→ **WORK INSTRUCTION**: Scan the records for lines with the word "house", and copy every such line.
(PROVIDED ENTRIES Opens)
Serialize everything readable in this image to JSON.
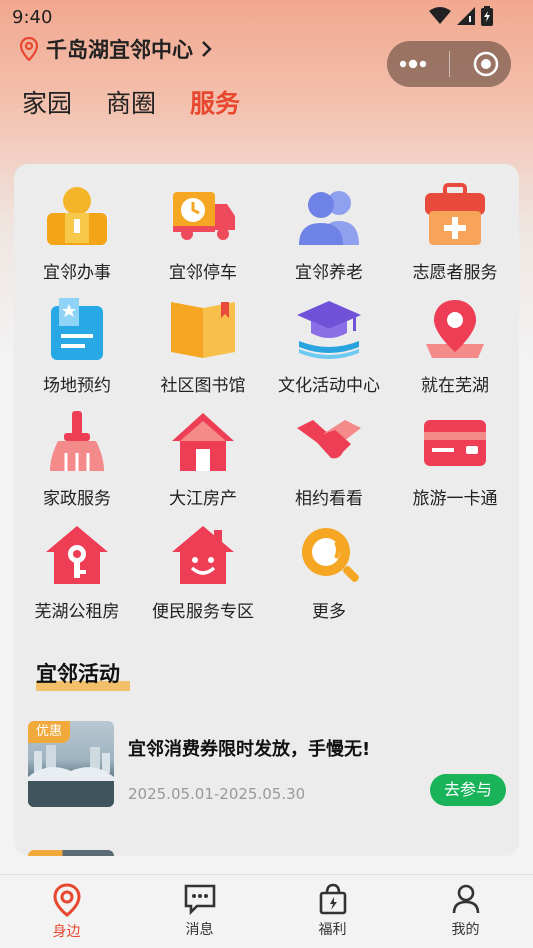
{
  "status": {
    "time": "9:40"
  },
  "location": {
    "name": "千岛湖宜邻中心"
  },
  "tabs": [
    {
      "label": "家园",
      "active": false
    },
    {
      "label": "商圈",
      "active": false
    },
    {
      "label": "服务",
      "active": true
    }
  ],
  "services": [
    {
      "label": "宜邻办事",
      "icon": "office-person-icon"
    },
    {
      "label": "宜邻停车",
      "icon": "parking-truck-icon"
    },
    {
      "label": "宜邻养老",
      "icon": "elderly-people-icon"
    },
    {
      "label": "志愿者服务",
      "icon": "volunteer-medkit-icon"
    },
    {
      "label": "场地预约",
      "icon": "venue-booking-icon"
    },
    {
      "label": "社区图书馆",
      "icon": "library-book-icon"
    },
    {
      "label": "文化活动中心",
      "icon": "culture-cap-icon"
    },
    {
      "label": "就在芜湖",
      "icon": "location-pin-icon"
    },
    {
      "label": "家政服务",
      "icon": "broom-icon"
    },
    {
      "label": "大江房产",
      "icon": "house-icon"
    },
    {
      "label": "相约看看",
      "icon": "handshake-icon"
    },
    {
      "label": "旅游一卡通",
      "icon": "travel-card-icon"
    },
    {
      "label": "芜湖公租房",
      "icon": "house-key-icon"
    },
    {
      "label": "便民服务专区",
      "icon": "smile-house-icon"
    },
    {
      "label": "更多",
      "icon": "more-search-icon"
    }
  ],
  "activities_section": {
    "title": "宜邻活动"
  },
  "activity": {
    "badge": "优惠",
    "title": "宜邻消费券限时发放，手慢无!",
    "date": "2025.05.01-2025.05.30",
    "action": "去参与"
  },
  "bottom_nav": [
    {
      "label": "身边",
      "icon": "nearby-pin-icon",
      "active": true
    },
    {
      "label": "消息",
      "icon": "message-icon",
      "active": false
    },
    {
      "label": "福利",
      "icon": "gift-bag-icon",
      "active": false
    },
    {
      "label": "我的",
      "icon": "profile-icon",
      "active": false
    }
  ],
  "colors": {
    "accent": "#e8472f",
    "green": "#19b35a",
    "highlight": "#f3c06a"
  }
}
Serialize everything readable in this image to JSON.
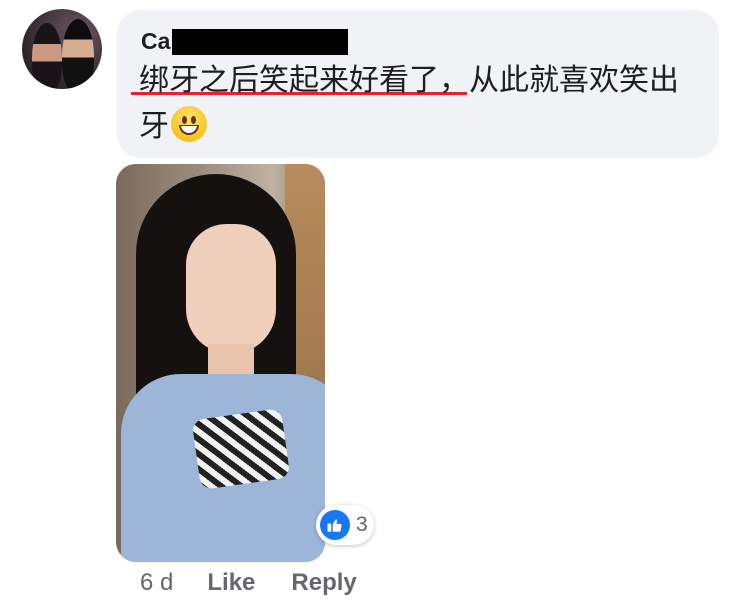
{
  "comment": {
    "author_visible": "Ca",
    "text_underlined": "绑牙之后笑起来好看了",
    "text_rest": "，从此就喜欢笑出牙",
    "emoji": "grinning-face-emoji"
  },
  "reactions": {
    "type": "like",
    "count": "3"
  },
  "actions": {
    "time": "6 d",
    "like": "Like",
    "reply": "Reply"
  },
  "colors": {
    "bubble": "#f0f2f5",
    "like_blue": "#1877f2",
    "underline": "#e0262c",
    "muted": "#65676b"
  }
}
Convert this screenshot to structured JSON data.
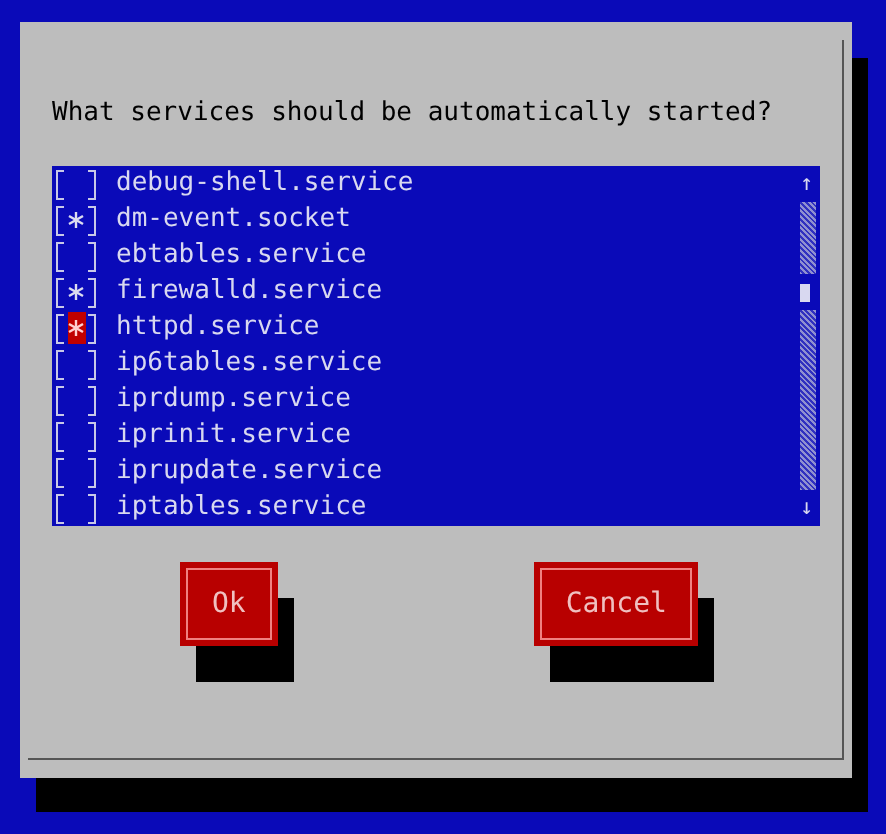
{
  "dialog": {
    "prompt": "What services should be automatically started?",
    "services": [
      {
        "name": "debug-shell.service",
        "checked": false,
        "selected": false
      },
      {
        "name": "dm-event.socket",
        "checked": true,
        "selected": false
      },
      {
        "name": "ebtables.service",
        "checked": false,
        "selected": false
      },
      {
        "name": "firewalld.service",
        "checked": true,
        "selected": false
      },
      {
        "name": "httpd.service",
        "checked": true,
        "selected": true
      },
      {
        "name": "ip6tables.service",
        "checked": false,
        "selected": false
      },
      {
        "name": "iprdump.service",
        "checked": false,
        "selected": false
      },
      {
        "name": "iprinit.service",
        "checked": false,
        "selected": false
      },
      {
        "name": "iprupdate.service",
        "checked": false,
        "selected": false
      },
      {
        "name": "iptables.service",
        "checked": false,
        "selected": false
      }
    ],
    "scroll_up": "↑",
    "scroll_down": "↓",
    "buttons": [
      "Ok",
      "Cancel"
    ]
  }
}
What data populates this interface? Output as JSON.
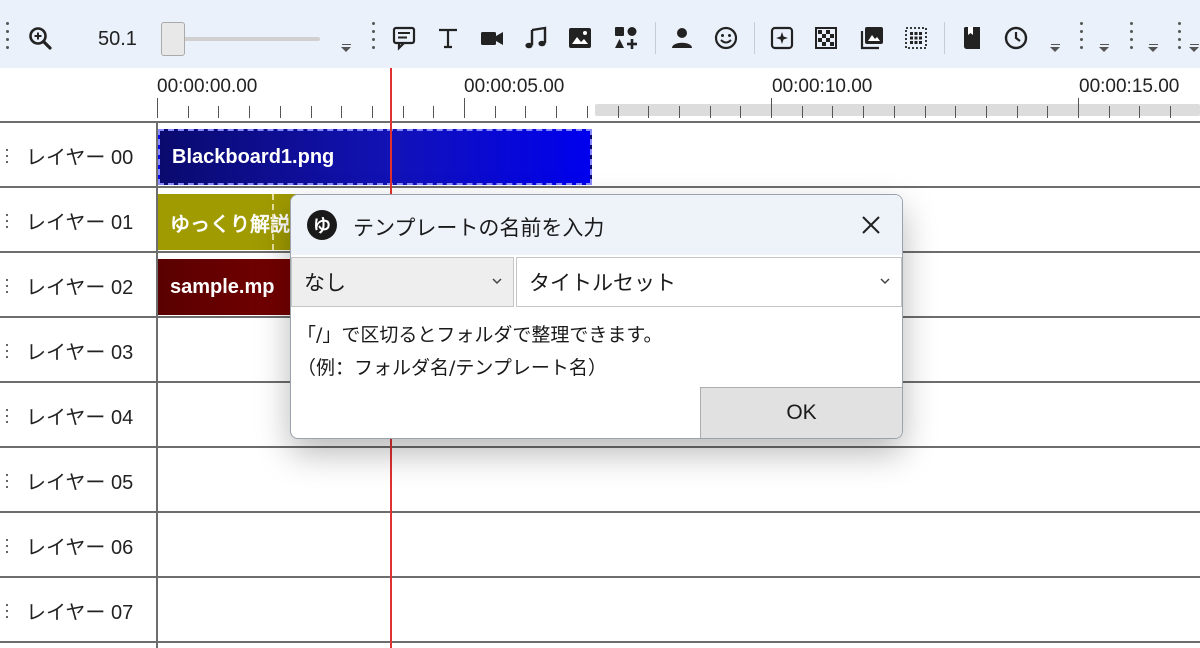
{
  "toolbar": {
    "zoom_value": "50.1",
    "icons": [
      "zoom-icon",
      "comment-icon",
      "text-icon",
      "video-icon",
      "music-icon",
      "image-icon",
      "shapes-add-icon",
      "person-icon",
      "smiley-icon",
      "effect-add-icon",
      "pattern-icon",
      "image-layers-icon",
      "grid-icon",
      "bookmark-icon",
      "clock-icon"
    ]
  },
  "ruler": {
    "labels": [
      "00:00:00.00",
      "00:00:05.00",
      "00:00:10.00",
      "00:00:15.00"
    ]
  },
  "layers": [
    {
      "name": "レイヤー 00"
    },
    {
      "name": "レイヤー 01"
    },
    {
      "name": "レイヤー 02"
    },
    {
      "name": "レイヤー 03"
    },
    {
      "name": "レイヤー 04"
    },
    {
      "name": "レイヤー 05"
    },
    {
      "name": "レイヤー 06"
    },
    {
      "name": "レイヤー 07"
    }
  ],
  "clips": [
    {
      "label": "Blackboard1.png",
      "color": "#1212b8"
    },
    {
      "label": "ゆっくり解説",
      "color": "#a09b00"
    },
    {
      "label": "sample.mp",
      "color": "#6a0000"
    }
  ],
  "dialog": {
    "app_icon": "ゆ",
    "title": "テンプレートの名前を入力",
    "combo_left": "なし",
    "combo_right": "タイトルセット",
    "hint_line1": "「/」で区切るとフォルダで整理できます。",
    "hint_line2": "（例：フォルダ名/テンプレート名）",
    "ok_label": "OK"
  },
  "colors": {
    "toolbar_bg": "#eaf1fb",
    "playhead": "#e03030",
    "dialog_title_bg": "#eef3fa"
  }
}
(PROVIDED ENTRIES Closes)
→ **EXPECTED ANSWER**:
      "icon": "house-icon"
      "icon": "house-key-icon"
      "icon": "smile-house-icon"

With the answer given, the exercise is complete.